By the time I got back on the M6 and reached J23 at Haydock I needed a break and also had to fill up, the reserve had not yet been reached, but a 14.1 litre tank and the miles covered made me think that discretion was as always the better part of valour! I really don't know what on earth I was worried about as it only took less than 2 gallons, giving 86mpg for my first, less than gentle ride!
The subsequent tank of fuel was used a bit more quickly as the road was quieter and allowed me to ride at higher average speeds, all within the limit of course... this returned 70mpg, which I found to be quite remarkable given it was colder and the miles covered more quickly.
The OEM seat had to go, it was not designed for the distances I normally ride, becoming uncomfortable after around a 100 or so miles.
The headlight had not been adjusted down after the suspension lowering had been done and was totally useless on unlit roads, fortunately on the motorway, with both main and dip employed, it was adequate, just.
Subsequently, I have fitted DRL / spotlights, a Shad seat, Garmin SatNav mount, and my Autocom with cabling for a Midland PMR radio, along with a dual switch unit to control some of the above. I stripped all the front plastic off to facilitate this, which was a steep learning curve in relation to which fasteners fit where as there are a few different bolt sizes as well as the good old push pins.
The “frunk” came off as well and all the wiring was installed, after which it was all put back together with some minor changes to the plastic in the frunk to allow cables to be routed to a relay panel used to control all the circuits, which also included a heated clothing loom for Gerbing gloves and jacket. The changes allowed the relay panel to be fitted under the flap where the owners manual would normally be stowed.
All Sorted Then?
A subsequent weekend away in the Highlands and Moray coast allowed me to gain even more confidence that I have made a great choice in the NC750X due to its ability to be used for touring mileages, covering distances and overtaking with ease when required.
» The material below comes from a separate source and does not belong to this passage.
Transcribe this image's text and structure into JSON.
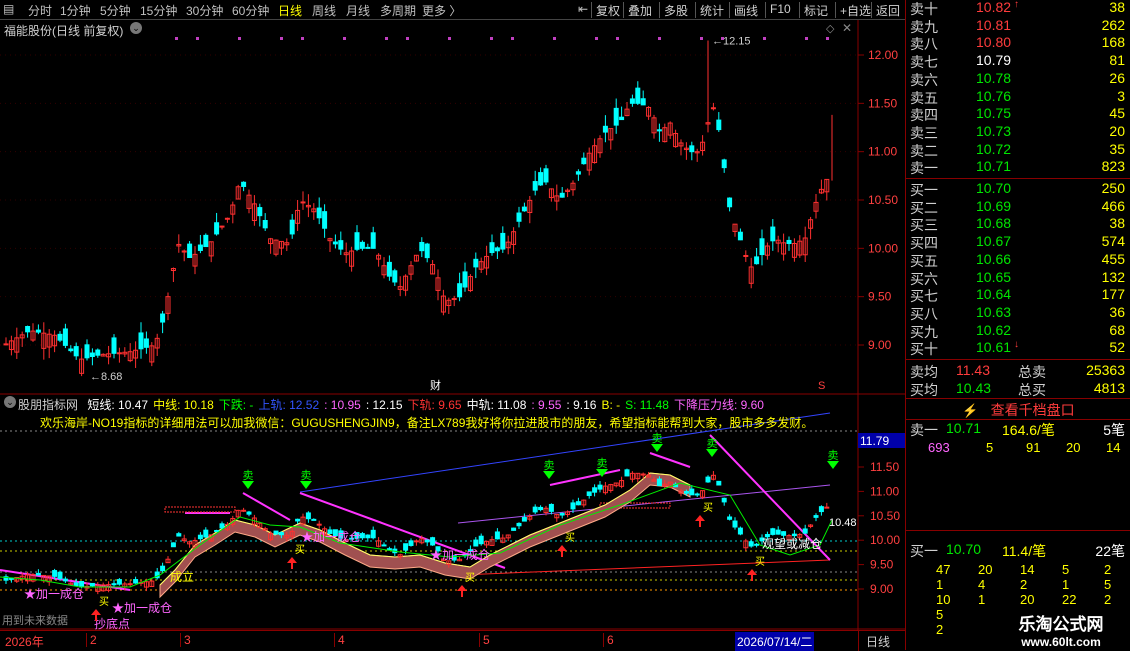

Economy has been almost embarrassingly good... best case to date has been 96.6mpg, yep you read that correctly.... 96.6mpg. At one point the computer was reporting 99mpg but only showing 92mpg when I filled up... for once the computer on a Honda actually under-reads as it was genuinely nearly 97mpg, indicating that the 99 was probably 103.....
Granted I was not thrashing along, but this bike is indeed, remarkable. Since starting to monitor the consumption more accurately on the Fuelly App, the overall average over nearly 2,000 miles has been 87.3mpg, for a 750 engined bike I find this outstanding. I am not a Sunday backside in the air power ranger type, but having been a Senior Observer with the IAM I do tend to make good progress.
Handling is more than good enough for me, I have already managed to ground my left footrest on a twisty Highland road which it would appear I was enjoying slightly too much. Suspension is also compliant enough on the default setting to meet my needs and I don't carry a pillion.
This last month or so I decided to change to a more “adventure” styled luggage and have fitted Givi Trekker cases and top-box, these, for me anyway, make the bike look much better.
To Sum Up
This is a great bike, more capable than some would lead you to believe, it rides well and can be personalised to be made more comfortable using after-market kit to suit.
Some folks who know me think that if you cut me in half it would say HONDA through the middle like a stick of Blackpool rock, but my experience has been that every one I have had has been reliable over long periods and higher than average mileages.
The NC750X is another Honda that ticks all my boxes, now that I have ”made it mine”, with the added bonuses that it is both super economical and easy to maintain.
For a budget bike, I think Honda have got it just about right.... although that seat could be better.
- Les B, 2018
Check out this video review from CagerOnTwoWheels.